Pivoting: There will be times, of course, when you need pure concentration on a heads-down project at work, or when you need to be 100% focused on your family. But the other 23 hours of your day? Those will be all jumbled up. At work, you'll get a call about the baby. At home, you'll get an email from a client. And as soon as you get comfortable bringing your whole self to work—mom identity and all—the pivoting starts to feel less like it's bad on your knees, and more like it's some supercharged dance all over the court in a cute tennis skirt.
Working quickly and efficiently: It's tempting here to say something about how your skills at the changing table prepare you for sudden shit-storms (and indeed, Mark Zuckerberg even bragged about his sub-30-second diaper change). But most new working moms will tell you they get faster and smarter about how they work because, for the first time, they have a quitting time. Not a like-to-get-out-by time. A hard stop, after which their daycare charges them money, or their nanny dips into the freezer stash of breastmilk, or they don't make it home in time to read The Runaway Bunny. You will be shocked by how much you get done. Quickly.

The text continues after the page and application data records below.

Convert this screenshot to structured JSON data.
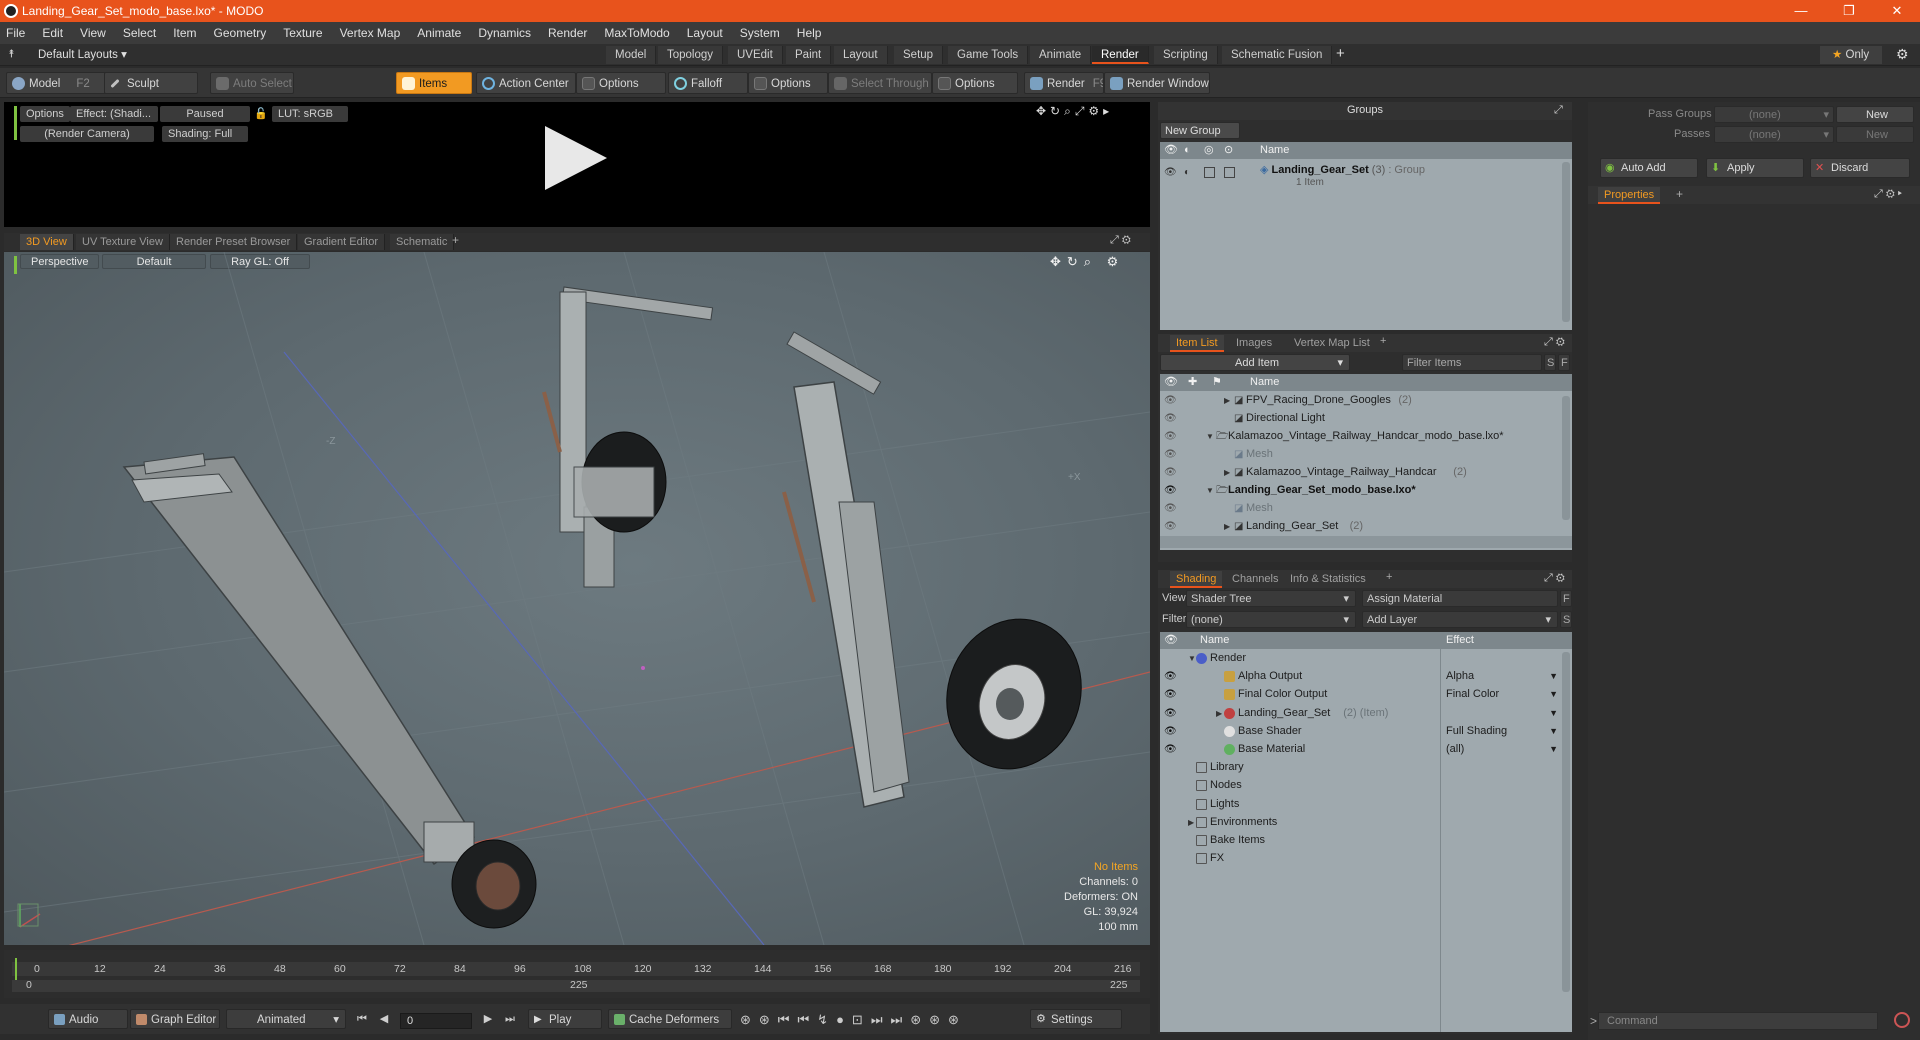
{
  "window": {
    "title": "Landing_Gear_Set_modo_base.lxo* - MODO",
    "minimize": "—",
    "maximize": "❐",
    "close": "✕"
  },
  "menu": [
    "File",
    "Edit",
    "View",
    "Select",
    "Item",
    "Geometry",
    "Texture",
    "Vertex Map",
    "Animate",
    "Dynamics",
    "Render",
    "MaxToModo",
    "Layout",
    "System",
    "Help"
  ],
  "layoutbar": {
    "layout_dropdown": "Default Layouts",
    "tabs": [
      "Model",
      "Topology",
      "UVEdit",
      "Paint",
      "Layout",
      "Setup",
      "Game Tools",
      "Animate",
      "Render",
      "Scripting",
      "Schematic Fusion"
    ],
    "active_tab": "Render",
    "add": "+",
    "only": "Only"
  },
  "toolbar": {
    "model": "Model",
    "model_key": "F2",
    "sculpt": "Sculpt",
    "auto_select": "Auto Select",
    "items": "Items",
    "action_center": "Action Center",
    "options1": "Options",
    "falloff": "Falloff",
    "options2": "Options",
    "select_through": "Select Through",
    "options3": "Options",
    "render": "Render",
    "render_key": "F9",
    "render_window": "Render Window"
  },
  "preview": {
    "options": "Options",
    "effect": "Effect: (Shadi...",
    "paused": "Paused",
    "lut": "LUT: sRGB",
    "camera": "(Render Camera)",
    "shading": "Shading: Full"
  },
  "view_tabs": [
    "3D View",
    "UV Texture View",
    "Render Preset Browser",
    "Gradient Editor",
    "Schematic"
  ],
  "viewport": {
    "perspective": "Perspective",
    "default": "Default",
    "raygl": "Ray GL: Off",
    "axis_z": "-Z",
    "axis_x": "+X",
    "stats": {
      "no_items": "No Items",
      "channels": "Channels: 0",
      "deformers": "Deformers: ON",
      "gl": "GL: 39,924",
      "units": "100 mm"
    }
  },
  "timeline": {
    "ticks": [
      "0",
      "12",
      "24",
      "36",
      "48",
      "60",
      "72",
      "84",
      "96",
      "108",
      "120",
      "132",
      "144",
      "156",
      "168",
      "180",
      "192",
      "204",
      "216"
    ],
    "start": "0",
    "mid": "225",
    "end": "225"
  },
  "bottombar": {
    "audio": "Audio",
    "graph_editor": "Graph Editor",
    "animated": "Animated",
    "frame": "0",
    "play": "Play",
    "cache_deformers": "Cache Deformers",
    "settings": "Settings"
  },
  "groups": {
    "title": "Groups",
    "new_group": "New Group",
    "col_name": "Name",
    "item_name": "Landing_Gear_Set",
    "item_count": "(3)",
    "item_type": ": Group",
    "item_sub": "1 Item"
  },
  "pass_panel": {
    "pass_groups_label": "Pass Groups",
    "pass_groups_value": "(none)",
    "new1": "New",
    "passes_label": "Passes",
    "passes_value": "(none)",
    "new2": "New",
    "auto_add": "Auto Add",
    "apply": "Apply",
    "discard": "Discard",
    "properties_tab": "Properties",
    "command_placeholder": "Command"
  },
  "item_list": {
    "tabs": [
      "Item List",
      "Images",
      "Vertex Map List"
    ],
    "add_item": "Add Item",
    "filter_items": "Filter Items",
    "s": "S",
    "f": "F",
    "col_name": "Name",
    "rows": [
      {
        "indent": 2,
        "arrow": "▶",
        "name": "FPV_Racing_Drone_Googles",
        "count": "(2)",
        "muted": false,
        "bold": false
      },
      {
        "indent": 2,
        "arrow": "",
        "name": "Directional Light",
        "count": "",
        "muted": false,
        "bold": false
      },
      {
        "indent": 1,
        "arrow": "▼",
        "name": "Kalamazoo_Vintage_Railway_Handcar_modo_base.lxo*",
        "count": "",
        "muted": false,
        "bold": false
      },
      {
        "indent": 2,
        "arrow": "",
        "name": "Mesh",
        "count": "",
        "muted": true,
        "bold": false
      },
      {
        "indent": 2,
        "arrow": "▶",
        "name": "Kalamazoo_Vintage_Railway_Handcar",
        "count": "(2)",
        "muted": false,
        "bold": false
      },
      {
        "indent": 1,
        "arrow": "▼",
        "name": "Landing_Gear_Set_modo_base.lxo*",
        "count": "",
        "muted": false,
        "bold": true
      },
      {
        "indent": 2,
        "arrow": "",
        "name": "Mesh",
        "count": "",
        "muted": true,
        "bold": false
      },
      {
        "indent": 2,
        "arrow": "▶",
        "name": "Landing_Gear_Set",
        "count": "(2)",
        "muted": false,
        "bold": false
      }
    ]
  },
  "shading": {
    "tabs": [
      "Shading",
      "Channels",
      "Info & Statistics"
    ],
    "view_label": "View",
    "view_value": "Shader Tree",
    "assign_material": "Assign Material",
    "filter_label": "Filter",
    "filter_value": "(none)",
    "add_layer": "Add Layer",
    "col_name": "Name",
    "col_effect": "Effect",
    "rows": [
      {
        "indent": 0,
        "arrow": "▼",
        "name": "Render",
        "extra": "",
        "effect": ""
      },
      {
        "indent": 1,
        "arrow": "",
        "name": "Alpha Output",
        "extra": "",
        "effect": "Alpha"
      },
      {
        "indent": 1,
        "arrow": "",
        "name": "Final Color Output",
        "extra": "",
        "effect": "Final Color"
      },
      {
        "indent": 1,
        "arrow": "▶",
        "name": "Landing_Gear_Set",
        "extra": "(2) (Item)",
        "effect": ""
      },
      {
        "indent": 1,
        "arrow": "",
        "name": "Base Shader",
        "extra": "",
        "effect": "Full Shading"
      },
      {
        "indent": 1,
        "arrow": "",
        "name": "Base Material",
        "extra": "",
        "effect": "(all)"
      },
      {
        "indent": 0,
        "arrow": "",
        "name": "Library",
        "extra": "",
        "effect": ""
      },
      {
        "indent": 0,
        "arrow": "",
        "name": "Nodes",
        "extra": "",
        "effect": ""
      },
      {
        "indent": 0,
        "arrow": "",
        "name": "Lights",
        "extra": "",
        "effect": ""
      },
      {
        "indent": 0,
        "arrow": "▶",
        "name": "Environments",
        "extra": "",
        "effect": ""
      },
      {
        "indent": 0,
        "arrow": "",
        "name": "Bake Items",
        "extra": "",
        "effect": ""
      },
      {
        "indent": 0,
        "arrow": "",
        "name": "FX",
        "extra": "",
        "effect": ""
      }
    ]
  }
}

And well.
Saying no—and saying yes: The saying no part is probably no surprise. When life gets fuller, you simply have to decline some invitations, some projects, some meetings that just aren't crucial. But your Yes List—the things you do choose to take on—becomes hugely validating. Those are things that you know you've truly considered and designated important. And therefore? You will nail them.